The Bank of England has rejected claims from the Scottish government that the two parties have held talks on a currency union in the event of a Scottish Yes vote on independence.
The Daily Telegraph reports the Bank took the unusual step yesterday of challenging claims by Scotland’s finance secretary John Swinney that “technical discussions” over a currency union had taken place.
Earlier this week, Bank governor Mark Carney said the Bank had “contingency plans” in place should Scotland back independence in the referendum next month.
Swinney said these comments went against the “scaremongering” tactics of UK politicians over whether an independent Scotland could keep the pound.
He added: “The Scottish Government has had technical discussions with the Bank of England regarding our proposal for a currency union and we welcome their continued acknowledgement that the bank will introduce whatever the politicians decide.”
But in a statement yesterday, a Bank spokesman said: “The Bank notes the comments made by the finance secretary of the Scottish government regarding technical discussions between officials of the Scottish government and the Bank of England.
“To be clear… the Bank of England has not entered into discussions with representatives of the Scottish government about proposals for future monetary arrangements in Scotland.
“As the Governor said [on Wednesday], the design of any changes to UK monetary and financial arrangements would ultimately be a matter for negotiation between the Westminster and Scottish parliaments. The Bank of England will deliver whatever remit it is given.”
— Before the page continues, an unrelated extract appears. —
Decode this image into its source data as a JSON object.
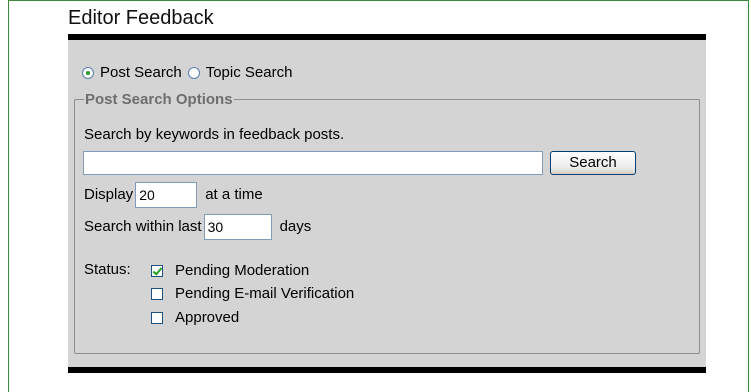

The Scottish referendum on independence will be held on 18 September.